Records from a collection:
>>>

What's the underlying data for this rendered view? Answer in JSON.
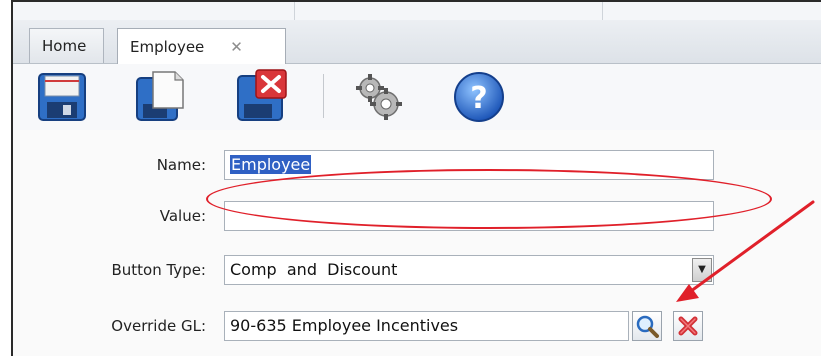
{
  "tabs": [
    {
      "label": "Home",
      "active": false
    },
    {
      "label": "Employee",
      "active": true
    }
  ],
  "tab_close_icon": "close-icon",
  "toolbar": {
    "buttons": [
      {
        "name": "save",
        "icon": "save-disk-icon"
      },
      {
        "name": "save-as",
        "icon": "save-copy-icon"
      },
      {
        "name": "delete",
        "icon": "save-delete-icon"
      },
      {
        "name": "settings",
        "icon": "gears-icon"
      },
      {
        "name": "help",
        "icon": "help-icon"
      }
    ]
  },
  "form": {
    "name_label": "Name:",
    "name_value": "Employee",
    "value_label": "Value:",
    "value_value": "",
    "button_type_label": "Button Type:",
    "button_type_value": "Comp  and  Discount",
    "override_gl_label": "Override GL:",
    "override_gl_value": "90-635 Employee Incentives"
  },
  "annotation": {
    "color": "#e0202a"
  }
}
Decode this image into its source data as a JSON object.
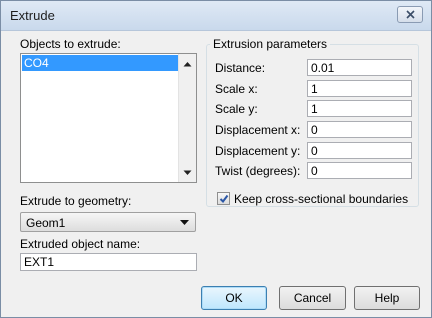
{
  "window": {
    "title": "Extrude"
  },
  "objects": {
    "label": "Objects to extrude:",
    "items": [
      "CO4"
    ]
  },
  "geometry": {
    "label": "Extrude to geometry:",
    "selected": "Geom1"
  },
  "name": {
    "label": "Extruded object name:",
    "value": "EXT1"
  },
  "params": {
    "title": "Extrusion parameters",
    "distance_label": "Distance:",
    "distance_value": "0.01",
    "scale_x_label": "Scale x:",
    "scale_x_value": "1",
    "scale_y_label": "Scale y:",
    "scale_y_value": "1",
    "disp_x_label": "Displacement x:",
    "disp_x_value": "0",
    "disp_y_label": "Displacement y:",
    "disp_y_value": "0",
    "twist_label": "Twist (degrees):",
    "twist_value": "0",
    "keep_boundaries_label": "Keep cross-sectional boundaries",
    "keep_boundaries_checked": true
  },
  "buttons": {
    "ok": "OK",
    "cancel": "Cancel",
    "help": "Help"
  },
  "icons": {
    "close": "close-icon",
    "checkmark": "check-icon",
    "dropdown": "chevron-down-icon"
  },
  "colors": {
    "selection": "#3399ff",
    "checkmark": "#2b57a6"
  }
}
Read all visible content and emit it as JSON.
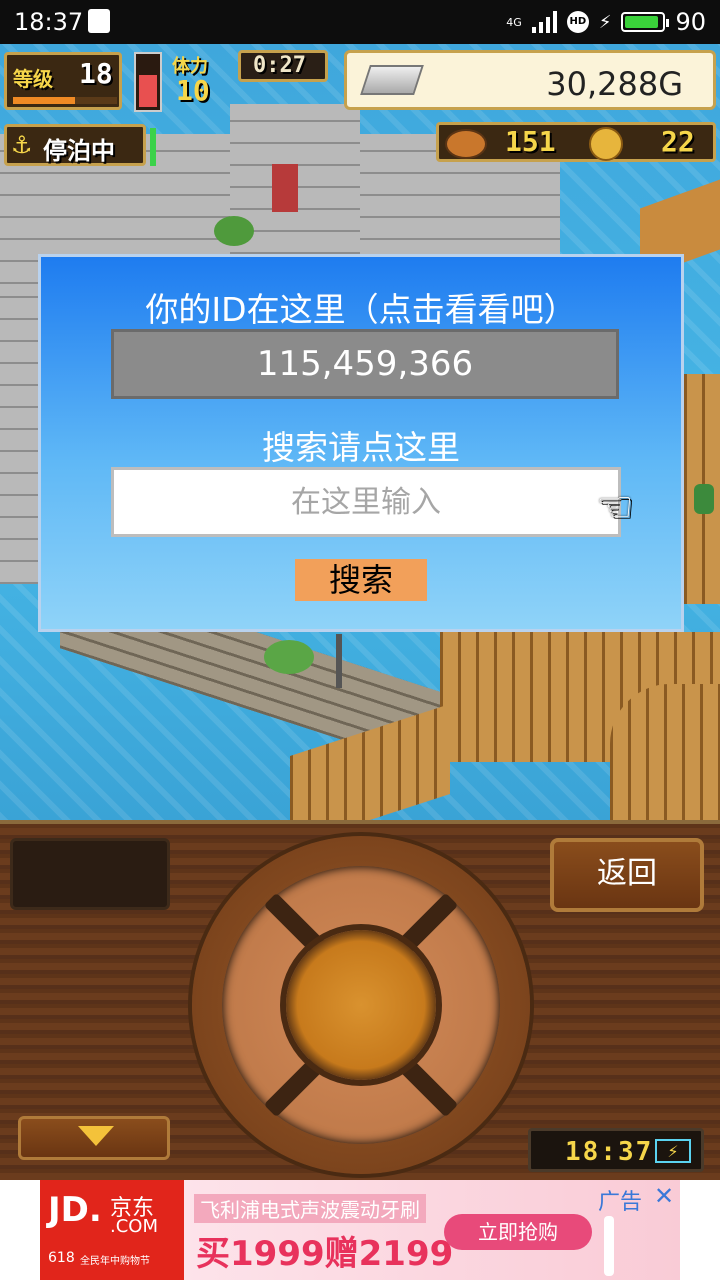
{
  "status_bar": {
    "time": "18:37",
    "network": "4G",
    "battery_level": "90"
  },
  "hud": {
    "level_label": "等级",
    "level_value": "18",
    "stat_label": "体力",
    "stat_value": "10",
    "timer": "0:27",
    "gold": "30,288G",
    "status_label": "停泊中",
    "food_value": "151",
    "coin_value": "22"
  },
  "dialog": {
    "id_title": "你的ID在这里（点击看看吧）",
    "id_value": "115,459,366",
    "search_title": "搜索请点这里",
    "search_placeholder": "在这里输入",
    "search_button": "搜索"
  },
  "controls": {
    "back_button": "返回",
    "clock": "18:37"
  },
  "ad": {
    "brand_top": "JD.",
    "brand_cn": "京东",
    "brand_com": ".COM",
    "brand_618": "618",
    "brand_sub": "全民年中购物节",
    "headline": "飞利浦电式声波震动牙刷",
    "offer": "买1999赠2199",
    "cta": "立即抢购",
    "ad_label": "广告"
  },
  "colors": {
    "dialog_top": "#1e7cf0",
    "dialog_bottom": "#8fd3f8",
    "search_button_bg": "#f2a05a",
    "hud_text": "#f6d64a"
  }
}
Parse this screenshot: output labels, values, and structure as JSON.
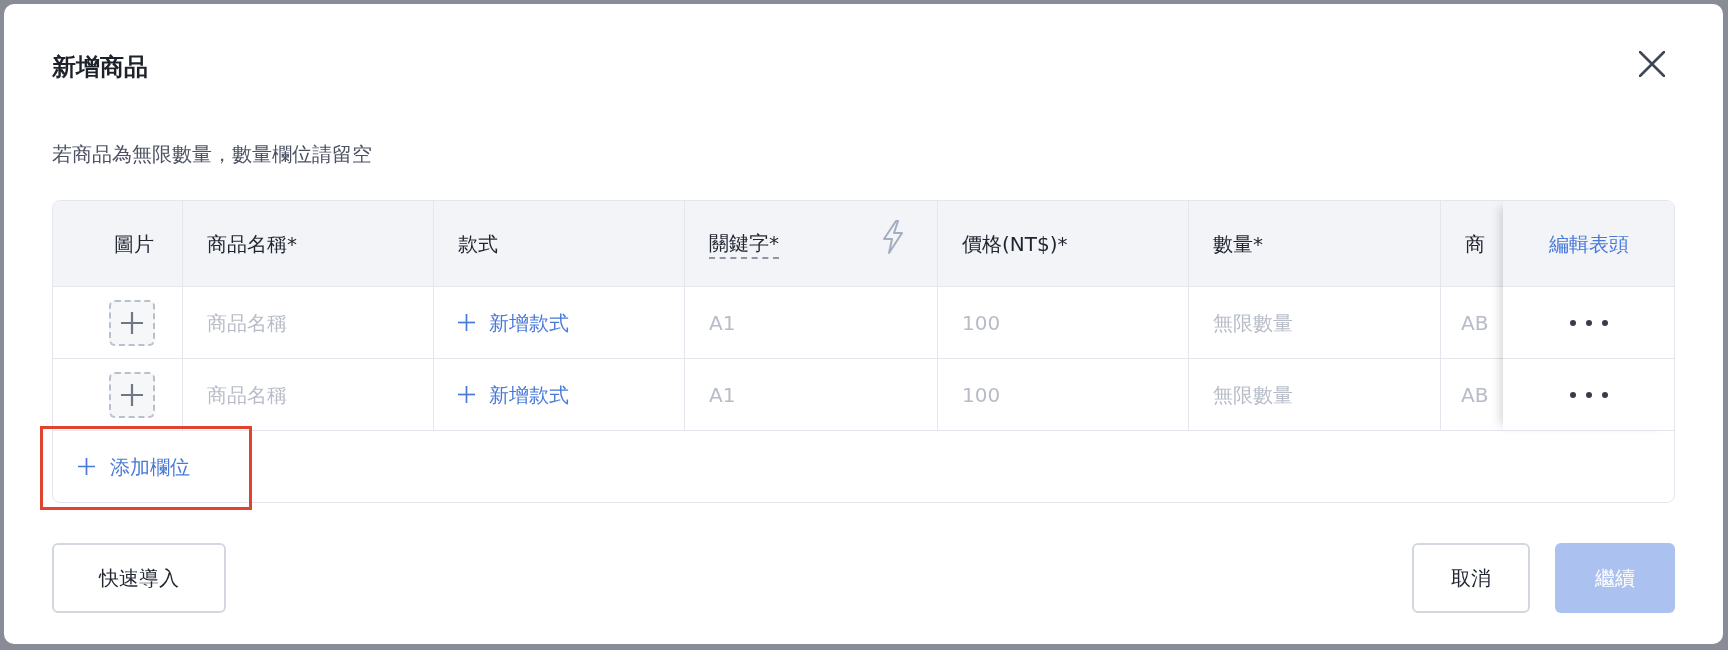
{
  "dialog": {
    "title": "新增商品",
    "note": "若商品為無限數量，數量欄位請留空"
  },
  "table": {
    "columns": [
      {
        "label": "圖片",
        "kind": "plain"
      },
      {
        "label": "商品名稱*",
        "kind": "plain"
      },
      {
        "label": "款式",
        "kind": "plain"
      },
      {
        "label": "關鍵字*",
        "kind": "keyword"
      },
      {
        "label": "價格(NT$)*",
        "kind": "plain"
      },
      {
        "label": "數量*",
        "kind": "plain"
      },
      {
        "label": "商",
        "kind": "plain"
      }
    ],
    "header_action": "編輯表頭",
    "rows": [
      {
        "name_placeholder": "商品名稱",
        "variant_button": "新增款式",
        "keyword_placeholder": "A1",
        "price_placeholder": "100",
        "quantity_placeholder": "無限數量",
        "column_7_placeholder": "AB"
      },
      {
        "name_placeholder": "商品名稱",
        "variant_button": "新增款式",
        "keyword_placeholder": "A1",
        "price_placeholder": "100",
        "quantity_placeholder": "無限數量",
        "column_7_placeholder": "AB"
      }
    ]
  },
  "add_column": {
    "label": "添加欄位",
    "highlighted": true
  },
  "footer": {
    "import_button": "快速導入",
    "cancel_button": "取消",
    "continue_button": {
      "label": "繼續",
      "disabled": true
    }
  }
}
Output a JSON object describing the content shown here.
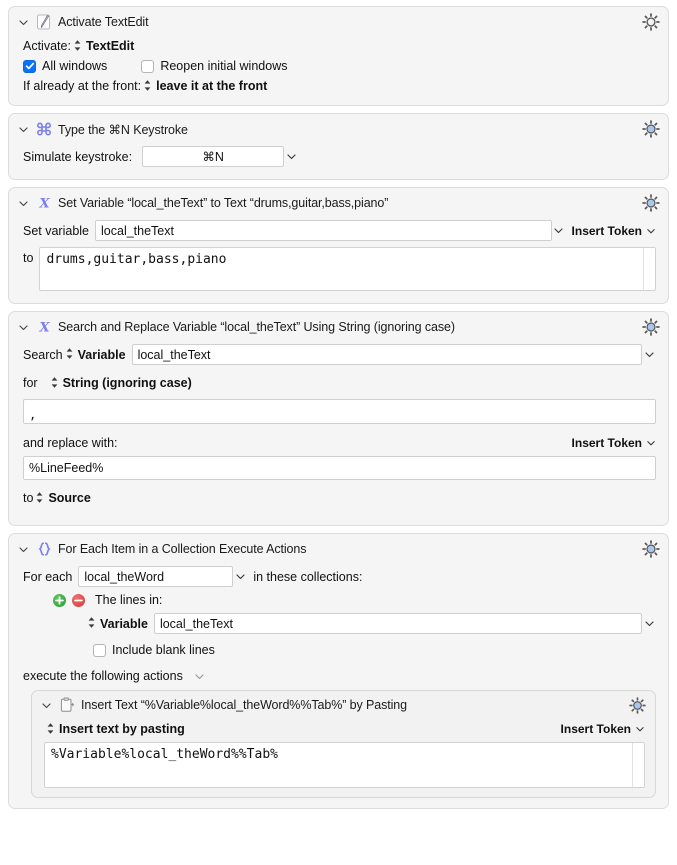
{
  "actions": [
    {
      "id": "activate-textedit",
      "title": "Activate TextEdit",
      "icon": "textedit-icon",
      "activate_label": "Activate:",
      "activate_value": "TextEdit",
      "all_windows_label": "All windows",
      "all_windows_checked": true,
      "reopen_label": "Reopen initial windows",
      "reopen_checked": false,
      "front_label": "If already at the front:",
      "front_value": "leave it at the front"
    },
    {
      "id": "type-keystroke",
      "title": "Type the ⌘N Keystroke",
      "icon": "command-key-icon",
      "simulate_label": "Simulate keystroke:",
      "keystroke_value": "⌘N"
    },
    {
      "id": "set-variable",
      "title": "Set Variable “local_theText” to Text “drums,guitar,bass,piano”",
      "icon": "variable-x-icon",
      "set_variable_label": "Set variable",
      "variable_name": "local_theText",
      "insert_token_label": "Insert Token",
      "to_label": "to",
      "text_value": "drums,guitar,bass,piano"
    },
    {
      "id": "search-replace",
      "title": "Search and Replace Variable “local_theText” Using String (ignoring case)",
      "icon": "variable-x-icon",
      "search_label": "Search",
      "search_target": "Variable",
      "search_variable": "local_theText",
      "for_label": "for",
      "for_value": "String (ignoring case)",
      "search_text": ",",
      "replace_label": "and replace with:",
      "insert_token_label": "Insert Token",
      "replace_text": "%LineFeed%",
      "to_label": "to",
      "to_value": "Source"
    },
    {
      "id": "for-each",
      "title": "For Each Item in a Collection Execute Actions",
      "icon": "braces-icon",
      "for_each_label": "For each",
      "for_each_variable": "local_theWord",
      "in_collections_label": "in these collections:",
      "lines_in_label": "The lines in:",
      "collection_kind": "Variable",
      "collection_variable": "local_theText",
      "include_blank_label": "Include blank lines",
      "include_blank_checked": false,
      "execute_label": "execute the following actions",
      "nested": {
        "id": "insert-text",
        "title": "Insert Text “%Variable%local_theWord%%Tab%” by Pasting",
        "icon": "clipboard-icon",
        "mode_value": "Insert text by pasting",
        "insert_token_label": "Insert Token",
        "text_value": "%Variable%local_theWord%%Tab%"
      }
    }
  ],
  "colors": {
    "accent_blue": "#0a72f5",
    "icon_purple": "#7b7ef0",
    "gear_blue": "#a8c8f0",
    "add_green": "#2a9a31",
    "remove_red": "#d03636",
    "card_bg": "#f5f5f5",
    "card_border": "#dcdcdc"
  }
}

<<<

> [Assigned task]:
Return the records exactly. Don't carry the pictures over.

> [Response to the task]:
What's the underlying data for this rendered view? Answer in JSON.
{
  "tabs": [
    {
      "label": "Home",
      "active": false
    },
    {
      "label": "Employee",
      "active": true
    }
  ],
  "tab_close_icon": "close-icon",
  "toolbar": {
    "buttons": [
      {
        "name": "save",
        "icon": "save-disk-icon"
      },
      {
        "name": "save-as",
        "icon": "save-copy-icon"
      },
      {
        "name": "delete",
        "icon": "save-delete-icon"
      },
      {
        "name": "settings",
        "icon": "gears-icon"
      },
      {
        "name": "help",
        "icon": "help-icon"
      }
    ]
  },
  "form": {
    "name_label": "Name:",
    "name_value": "Employee",
    "value_label": "Value:",
    "value_value": "",
    "button_type_label": "Button Type:",
    "button_type_value": "Comp  and  Discount",
    "override_gl_label": "Override GL:",
    "override_gl_value": "90-635 Employee Incentives"
  },
  "annotation": {
    "color": "#e0202a"
  }
}
Decode this image into its source data as a JSON object.
{
  "window": {
    "title": "Extrude"
  },
  "objects": {
    "label": "Objects to extrude:",
    "items": [
      "CO4"
    ]
  },
  "geometry": {
    "label": "Extrude to geometry:",
    "selected": "Geom1"
  },
  "name": {
    "label": "Extruded object name:",
    "value": "EXT1"
  },
  "params": {
    "title": "Extrusion parameters",
    "distance_label": "Distance:",
    "distance_value": "0.01",
    "scale_x_label": "Scale x:",
    "scale_x_value": "1",
    "scale_y_label": "Scale y:",
    "scale_y_value": "1",
    "disp_x_label": "Displacement x:",
    "disp_x_value": "0",
    "disp_y_label": "Displacement y:",
    "disp_y_value": "0",
    "twist_label": "Twist (degrees):",
    "twist_value": "0",
    "keep_boundaries_label": "Keep cross-sectional boundaries",
    "keep_boundaries_checked": true
  },
  "buttons": {
    "ok": "OK",
    "cancel": "Cancel",
    "help": "Help"
  },
  "icons": {
    "close": "close-icon",
    "checkmark": "check-icon",
    "dropdown": "chevron-down-icon"
  },
  "colors": {
    "selection": "#3399ff",
    "checkmark": "#2b57a6"
  }
}
Read all visible content and emit it as JSON.
{
  "status_bar": {
    "time": "18:37",
    "network": "4G",
    "battery_level": "90"
  },
  "hud": {
    "level_label": "等级",
    "level_value": "18",
    "stat_label": "体力",
    "stat_value": "10",
    "timer": "0:27",
    "gold": "30,288G",
    "status_label": "停泊中",
    "food_value": "151",
    "coin_value": "22"
  },
  "dialog": {
    "id_title": "你的ID在这里（点击看看吧）",
    "id_value": "115,459,366",
    "search_title": "搜索请点这里",
    "search_placeholder": "在这里输入",
    "search_button": "搜索"
  },
  "controls": {
    "back_button": "返回",
    "clock": "18:37"
  },
  "ad": {
    "brand_top": "JD.",
    "brand_cn": "京东",
    "brand_com": ".COM",
    "brand_618": "618",
    "brand_sub": "全民年中购物节",
    "headline": "飞利浦电式声波震动牙刷",
    "offer": "买1999赠2199",
    "cta": "立即抢购",
    "ad_label": "广告"
  },
  "colors": {
    "dialog_top": "#1e7cf0",
    "dialog_bottom": "#8fd3f8",
    "search_button_bg": "#f2a05a",
    "hud_text": "#f6d64a"
  }
}
Parse this screenshot: output labels, values, and structure as JSON.
{
  "dialog": {
    "title": "新增商品",
    "note": "若商品為無限數量，數量欄位請留空"
  },
  "table": {
    "columns": [
      {
        "label": "圖片",
        "kind": "plain"
      },
      {
        "label": "商品名稱*",
        "kind": "plain"
      },
      {
        "label": "款式",
        "kind": "plain"
      },
      {
        "label": "關鍵字*",
        "kind": "keyword"
      },
      {
        "label": "價格(NT$)*",
        "kind": "plain"
      },
      {
        "label": "數量*",
        "kind": "plain"
      },
      {
        "label": "商",
        "kind": "plain"
      }
    ],
    "header_action": "編輯表頭",
    "rows": [
      {
        "name_placeholder": "商品名稱",
        "variant_button": "新增款式",
        "keyword_placeholder": "A1",
        "price_placeholder": "100",
        "quantity_placeholder": "無限數量",
        "column_7_placeholder": "AB"
      },
      {
        "name_placeholder": "商品名稱",
        "variant_button": "新增款式",
        "keyword_placeholder": "A1",
        "price_placeholder": "100",
        "quantity_placeholder": "無限數量",
        "column_7_placeholder": "AB"
      }
    ]
  },
  "add_column": {
    "label": "添加欄位",
    "highlighted": true
  },
  "footer": {
    "import_button": "快速導入",
    "cancel_button": "取消",
    "continue_button": {
      "label": "繼續",
      "disabled": true
    }
  }
}
Output a JSON object describing the content shown here.
{
  "actions": [
    {
      "id": "activate-textedit",
      "title": "Activate TextEdit",
      "icon": "textedit-icon",
      "activate_label": "Activate:",
      "activate_value": "TextEdit",
      "all_windows_label": "All windows",
      "all_windows_checked": true,
      "reopen_label": "Reopen initial windows",
      "reopen_checked": false,
      "front_label": "If already at the front:",
      "front_value": "leave it at the front"
    },
    {
      "id": "type-keystroke",
      "title": "Type the ⌘N Keystroke",
      "icon": "command-key-icon",
      "simulate_label": "Simulate keystroke:",
      "keystroke_value": "⌘N"
    },
    {
      "id": "set-variable",
      "title": "Set Variable “local_theText” to Text “drums,guitar,bass,piano”",
      "icon": "variable-x-icon",
      "set_variable_label": "Set variable",
      "variable_name": "local_theText",
      "insert_token_label": "Insert Token",
      "to_label": "to",
      "text_value": "drums,guitar,bass,piano"
    },
    {
      "id": "search-replace",
      "title": "Search and Replace Variable “local_theText” Using String (ignoring case)",
      "icon": "variable-x-icon",
      "search_label": "Search",
      "search_target": "Variable",
      "search_variable": "local_theText",
      "for_label": "for",
      "for_value": "String (ignoring case)",
      "search_text": ",",
      "replace_label": "and replace with:",
      "insert_token_label": "Insert Token",
      "replace_text": "%LineFeed%",
      "to_label": "to",
      "to_value": "Source"
    },
    {
      "id": "for-each",
      "title": "For Each Item in a Collection Execute Actions",
      "icon": "braces-icon",
      "for_each_label": "For each",
      "for_each_variable": "local_theWord",
      "in_collections_label": "in these collections:",
      "lines_in_label": "The lines in:",
      "collection_kind": "Variable",
      "collection_variable": "local_theText",
      "include_blank_label": "Include blank lines",
      "include_blank_checked": false,
      "execute_label": "execute the following actions",
      "nested": {
        "id": "insert-text",
        "title": "Insert Text “%Variable%local_theWord%%Tab%” by Pasting",
        "icon": "clipboard-icon",
        "mode_value": "Insert text by pasting",
        "insert_token_label": "Insert Token",
        "text_value": "%Variable%local_theWord%%Tab%"
      }
    }
  ],
  "colors": {
    "accent_blue": "#0a72f5",
    "icon_purple": "#7b7ef0",
    "gear_blue": "#a8c8f0",
    "add_green": "#2a9a31",
    "remove_red": "#d03636",
    "card_bg": "#f5f5f5",
    "card_border": "#dcdcdc"
  }
}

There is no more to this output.